## Activity
Pull every line of the entries that has the word "name".

**** Study material

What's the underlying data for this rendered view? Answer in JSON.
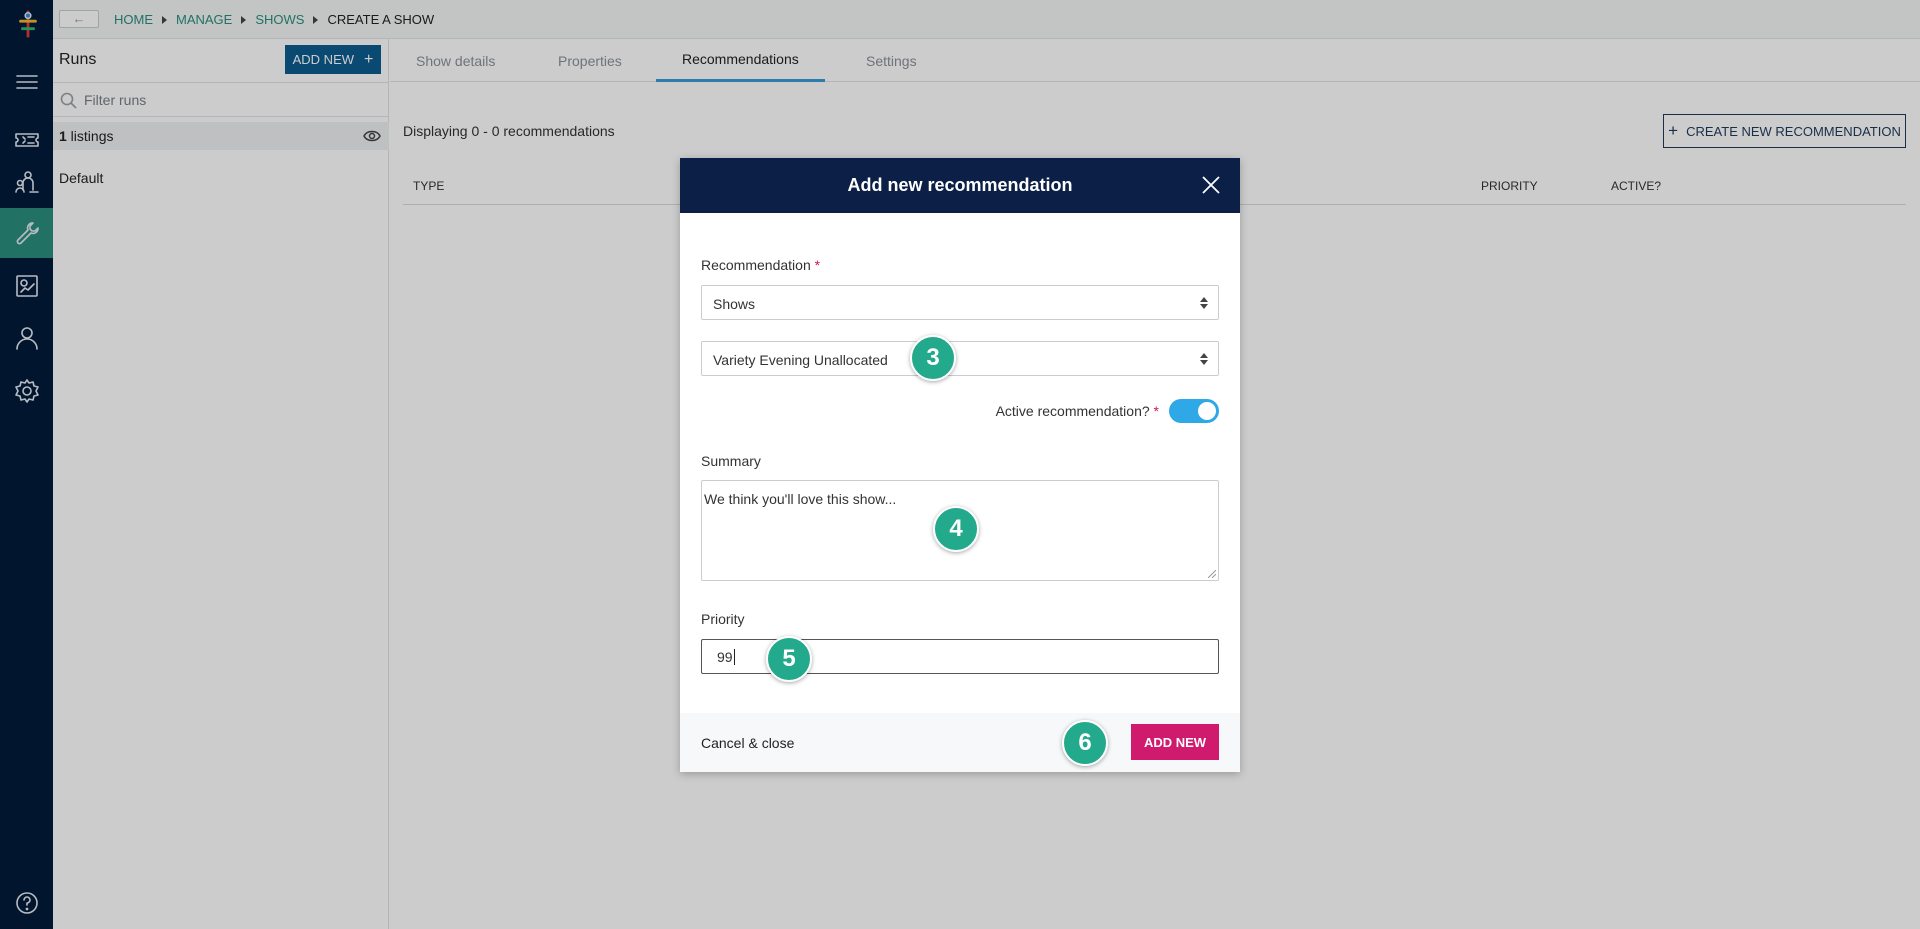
{
  "colors": {
    "rail": "#031b3a",
    "accent_green": "#2a8f7e",
    "modal_header": "#0b1f47",
    "primary_blue": "#0d5d8f",
    "pink": "#cf1a6e",
    "toggle": "#2fa8e7",
    "step_badge": "#23a98b"
  },
  "topbar": {
    "back_icon": "←",
    "breadcrumbs": [
      "HOME",
      "MANAGE",
      "SHOWS",
      "CREATE A SHOW"
    ]
  },
  "rail": {
    "icons": [
      "logo",
      "menu-icon",
      "ticket-icon",
      "audience-icon",
      "wrench-icon",
      "report-icon",
      "user-icon",
      "gear-icon",
      "help-icon"
    ],
    "active": "wrench-icon"
  },
  "runs": {
    "title": "Runs",
    "add_new_label": "ADD NEW",
    "add_new_icon": "+",
    "filter_placeholder": "Filter runs",
    "listings_count": "1",
    "listings_label": " listings",
    "items": [
      "Default"
    ]
  },
  "main": {
    "tabs": [
      "Show details",
      "Properties",
      "Recommendations",
      "Settings"
    ],
    "active_tab": "Recommendations",
    "displaying_text": "Displaying 0 - 0 recommendations",
    "create_button": "CREATE NEW RECOMMENDATION",
    "create_icon": "+",
    "columns": [
      "TYPE",
      "PRIORITY",
      "ACTIVE?"
    ]
  },
  "modal": {
    "title": "Add new recommendation",
    "recommendation_label": "Recommendation",
    "required_mark": "*",
    "recommendation_type": "Shows",
    "recommendation_item": "Variety Evening Unallocated",
    "active_label": "Active recommendation?",
    "active": true,
    "summary_label": "Summary",
    "summary_value": "We think you'll love this show...",
    "priority_label": "Priority",
    "priority_value": "99",
    "cancel_label": "Cancel & close",
    "submit_label": "ADD NEW"
  },
  "steps": [
    "3",
    "4",
    "5",
    "6"
  ]
}
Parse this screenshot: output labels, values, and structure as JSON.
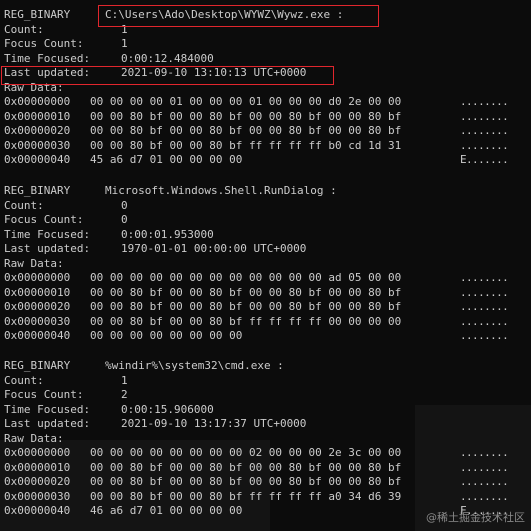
{
  "entries": [
    {
      "type": "REG_BINARY",
      "name": "C:\\Users\\Ado\\Desktop\\WYWZ\\Wywz.exe :",
      "count_label": "Count:",
      "count": "1",
      "focus_count_label": "Focus Count:",
      "focus_count": "1",
      "time_focused_label": "Time Focused:",
      "time_focused": "0:00:12.484000",
      "last_updated_label": "Last updated:",
      "last_updated": "2021-09-10 13:10:13 UTC+0000",
      "raw_label": "Raw Data:",
      "rows": [
        {
          "off": "0x00000000",
          "hex": "00 00 00 00 01 00 00 00 01 00 00 00 d0 2e 00 00",
          "ascii": "........"
        },
        {
          "off": "0x00000010",
          "hex": "00 00 80 bf 00 00 80 bf 00 00 80 bf 00 00 80 bf",
          "ascii": "........"
        },
        {
          "off": "0x00000020",
          "hex": "00 00 80 bf 00 00 80 bf 00 00 80 bf 00 00 80 bf",
          "ascii": "........"
        },
        {
          "off": "0x00000030",
          "hex": "00 00 80 bf 00 00 80 bf ff ff ff ff b0 cd 1d 31",
          "ascii": "........"
        },
        {
          "off": "0x00000040",
          "hex": "45 a6 d7 01 00 00 00 00",
          "ascii": "E......."
        }
      ]
    },
    {
      "type": "REG_BINARY",
      "name": "Microsoft.Windows.Shell.RunDialog :",
      "count_label": "Count:",
      "count": "0",
      "focus_count_label": "Focus Count:",
      "focus_count": "0",
      "time_focused_label": "Time Focused:",
      "time_focused": "0:00:01.953000",
      "last_updated_label": "Last updated:",
      "last_updated": "1970-01-01 00:00:00 UTC+0000",
      "raw_label": "Raw Data:",
      "rows": [
        {
          "off": "0x00000000",
          "hex": "00 00 00 00 00 00 00 00 00 00 00 00 ad 05 00 00",
          "ascii": "........"
        },
        {
          "off": "0x00000010",
          "hex": "00 00 80 bf 00 00 80 bf 00 00 80 bf 00 00 80 bf",
          "ascii": "........"
        },
        {
          "off": "0x00000020",
          "hex": "00 00 80 bf 00 00 80 bf 00 00 80 bf 00 00 80 bf",
          "ascii": "........"
        },
        {
          "off": "0x00000030",
          "hex": "00 00 80 bf 00 00 80 bf ff ff ff ff 00 00 00 00",
          "ascii": "........"
        },
        {
          "off": "0x00000040",
          "hex": "00 00 00 00 00 00 00 00",
          "ascii": "........"
        }
      ]
    },
    {
      "type": "REG_BINARY",
      "name": "%windir%\\system32\\cmd.exe :",
      "count_label": "Count:",
      "count": "1",
      "focus_count_label": "Focus Count:",
      "focus_count": "2",
      "time_focused_label": "Time Focused:",
      "time_focused": "0:00:15.906000",
      "last_updated_label": "Last updated:",
      "last_updated": "2021-09-10 13:17:37 UTC+0000",
      "raw_label": "Raw Data:",
      "rows": [
        {
          "off": "0x00000000",
          "hex": "00 00 00 00 00 00 00 00 02 00 00 00 2e 3c 00 00",
          "ascii": "........"
        },
        {
          "off": "0x00000010",
          "hex": "00 00 80 bf 00 00 80 bf 00 00 80 bf 00 00 80 bf",
          "ascii": "........"
        },
        {
          "off": "0x00000020",
          "hex": "00 00 80 bf 00 00 80 bf 00 00 80 bf 00 00 80 bf",
          "ascii": "........"
        },
        {
          "off": "0x00000030",
          "hex": "00 00 80 bf 00 00 80 bf ff ff ff ff a0 34 d6 39",
          "ascii": "........"
        },
        {
          "off": "0x00000040",
          "hex": "46 a6 d7 01 00 00 00 00",
          "ascii": "F......."
        }
      ]
    }
  ],
  "watermark": "@稀土掘金技术社区",
  "highlight_color": "#e1262d"
}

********

## Reply to the exercise
      "name": "C:\\Users\\Ado\\Desktop\\WYWZ\\Wywz.exe :",
      "name": "Microsoft.Windows.Shell.RunDialog :",
      "name": "%windir%\\system32\\cmd.exe :",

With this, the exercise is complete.